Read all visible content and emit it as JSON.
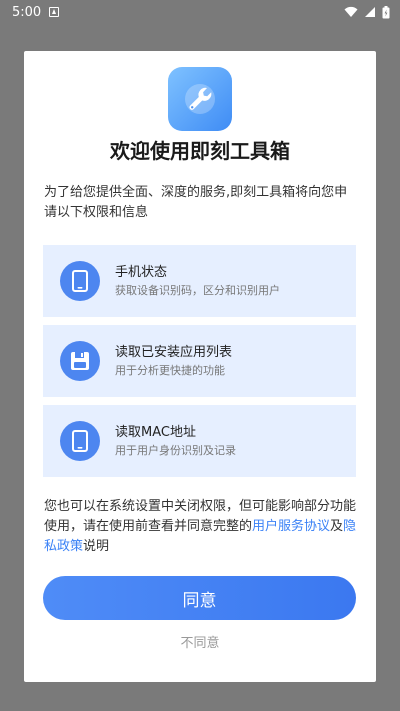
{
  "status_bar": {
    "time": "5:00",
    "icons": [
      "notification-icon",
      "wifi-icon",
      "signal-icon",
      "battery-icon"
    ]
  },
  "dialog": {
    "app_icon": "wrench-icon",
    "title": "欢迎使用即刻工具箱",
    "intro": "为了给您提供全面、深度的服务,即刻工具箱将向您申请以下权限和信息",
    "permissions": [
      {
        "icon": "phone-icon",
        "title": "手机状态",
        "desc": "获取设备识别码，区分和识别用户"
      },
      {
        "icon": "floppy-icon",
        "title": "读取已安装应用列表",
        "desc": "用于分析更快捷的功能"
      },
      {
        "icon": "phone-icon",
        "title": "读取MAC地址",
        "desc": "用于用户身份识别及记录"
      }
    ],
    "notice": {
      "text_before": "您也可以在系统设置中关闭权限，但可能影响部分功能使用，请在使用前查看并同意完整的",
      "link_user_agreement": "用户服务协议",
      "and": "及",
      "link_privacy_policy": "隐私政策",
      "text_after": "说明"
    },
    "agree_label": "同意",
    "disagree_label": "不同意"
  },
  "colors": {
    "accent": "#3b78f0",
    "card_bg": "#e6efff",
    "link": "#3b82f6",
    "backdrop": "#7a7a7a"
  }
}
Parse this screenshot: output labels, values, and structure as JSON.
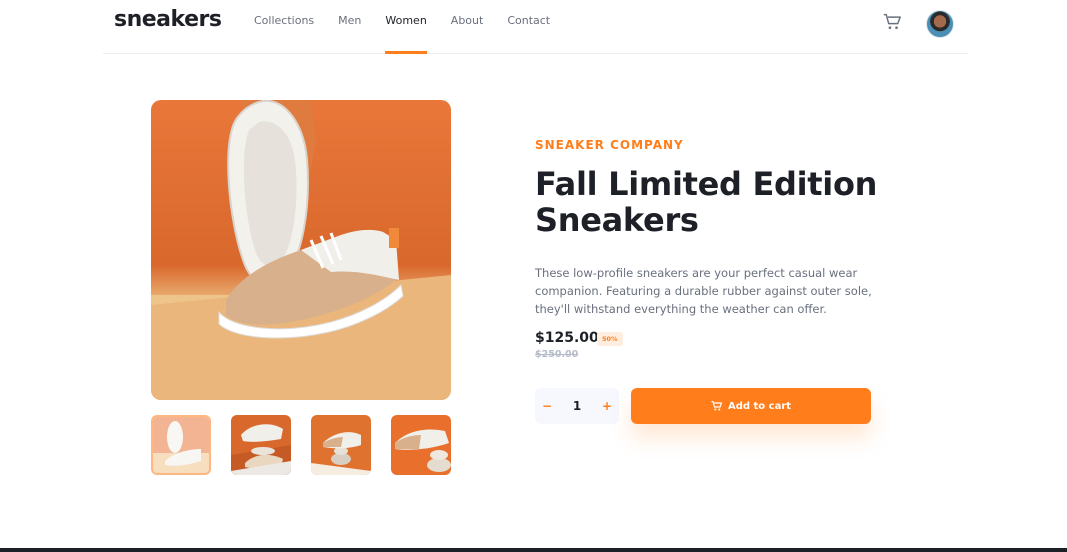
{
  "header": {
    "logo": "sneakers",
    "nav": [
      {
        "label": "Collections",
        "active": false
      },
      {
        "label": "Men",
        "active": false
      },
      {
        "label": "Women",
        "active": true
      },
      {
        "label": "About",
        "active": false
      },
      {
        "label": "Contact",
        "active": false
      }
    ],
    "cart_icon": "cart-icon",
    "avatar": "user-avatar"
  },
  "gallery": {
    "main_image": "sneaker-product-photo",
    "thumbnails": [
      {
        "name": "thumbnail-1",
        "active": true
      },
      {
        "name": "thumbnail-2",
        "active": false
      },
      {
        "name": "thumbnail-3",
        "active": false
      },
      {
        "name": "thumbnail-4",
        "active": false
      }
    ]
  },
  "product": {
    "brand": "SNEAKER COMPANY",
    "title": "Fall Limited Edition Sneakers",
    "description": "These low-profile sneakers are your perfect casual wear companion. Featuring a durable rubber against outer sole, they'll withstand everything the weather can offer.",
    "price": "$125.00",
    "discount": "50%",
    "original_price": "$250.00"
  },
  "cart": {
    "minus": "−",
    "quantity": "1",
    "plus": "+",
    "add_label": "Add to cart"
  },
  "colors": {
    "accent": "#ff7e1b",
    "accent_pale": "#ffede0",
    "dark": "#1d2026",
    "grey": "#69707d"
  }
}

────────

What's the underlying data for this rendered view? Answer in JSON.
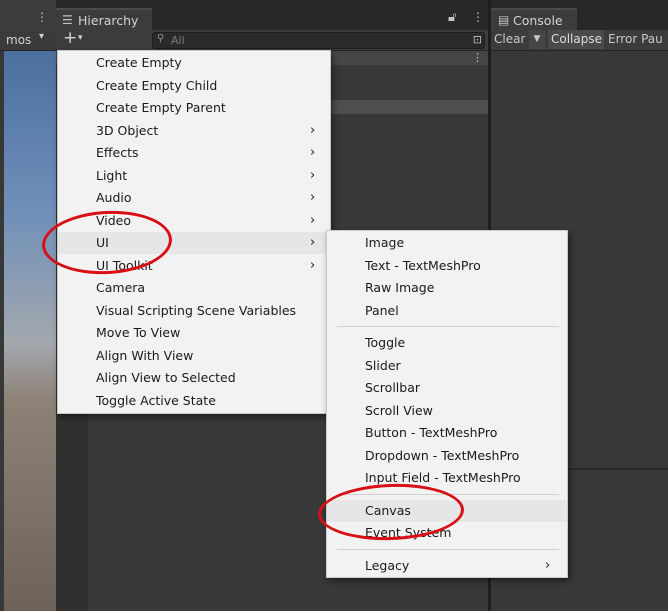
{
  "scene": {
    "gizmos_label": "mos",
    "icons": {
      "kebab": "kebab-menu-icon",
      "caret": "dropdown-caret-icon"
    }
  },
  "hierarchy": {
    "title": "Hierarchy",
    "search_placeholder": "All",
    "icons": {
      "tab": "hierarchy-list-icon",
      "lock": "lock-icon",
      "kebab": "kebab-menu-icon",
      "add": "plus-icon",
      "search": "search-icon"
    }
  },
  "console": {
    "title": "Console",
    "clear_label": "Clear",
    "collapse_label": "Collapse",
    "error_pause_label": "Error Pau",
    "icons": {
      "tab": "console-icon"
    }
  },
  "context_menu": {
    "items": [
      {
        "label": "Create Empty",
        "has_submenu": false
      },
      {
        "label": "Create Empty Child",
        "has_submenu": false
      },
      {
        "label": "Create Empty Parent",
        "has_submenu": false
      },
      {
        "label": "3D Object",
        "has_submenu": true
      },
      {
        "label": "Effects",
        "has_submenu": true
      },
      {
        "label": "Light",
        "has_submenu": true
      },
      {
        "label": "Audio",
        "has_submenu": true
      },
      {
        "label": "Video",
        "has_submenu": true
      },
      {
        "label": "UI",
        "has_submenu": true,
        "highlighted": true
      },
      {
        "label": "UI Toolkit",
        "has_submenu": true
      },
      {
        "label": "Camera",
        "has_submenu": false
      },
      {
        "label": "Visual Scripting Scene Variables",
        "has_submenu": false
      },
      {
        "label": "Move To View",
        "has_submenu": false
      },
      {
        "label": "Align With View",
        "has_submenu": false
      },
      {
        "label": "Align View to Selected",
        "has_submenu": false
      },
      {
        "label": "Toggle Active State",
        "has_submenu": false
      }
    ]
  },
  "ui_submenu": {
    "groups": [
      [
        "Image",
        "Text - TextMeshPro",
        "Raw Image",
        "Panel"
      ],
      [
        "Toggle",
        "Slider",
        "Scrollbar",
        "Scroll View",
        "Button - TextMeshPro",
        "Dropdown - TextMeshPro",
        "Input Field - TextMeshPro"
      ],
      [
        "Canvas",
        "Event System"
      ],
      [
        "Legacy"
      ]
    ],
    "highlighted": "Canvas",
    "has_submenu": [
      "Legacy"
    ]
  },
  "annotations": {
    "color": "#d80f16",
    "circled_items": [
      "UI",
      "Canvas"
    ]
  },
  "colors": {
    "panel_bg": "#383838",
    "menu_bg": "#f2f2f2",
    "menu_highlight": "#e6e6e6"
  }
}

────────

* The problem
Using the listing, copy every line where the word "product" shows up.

* Response for this exercise
    "main_image": "sneaker-product-photo",
  "product": {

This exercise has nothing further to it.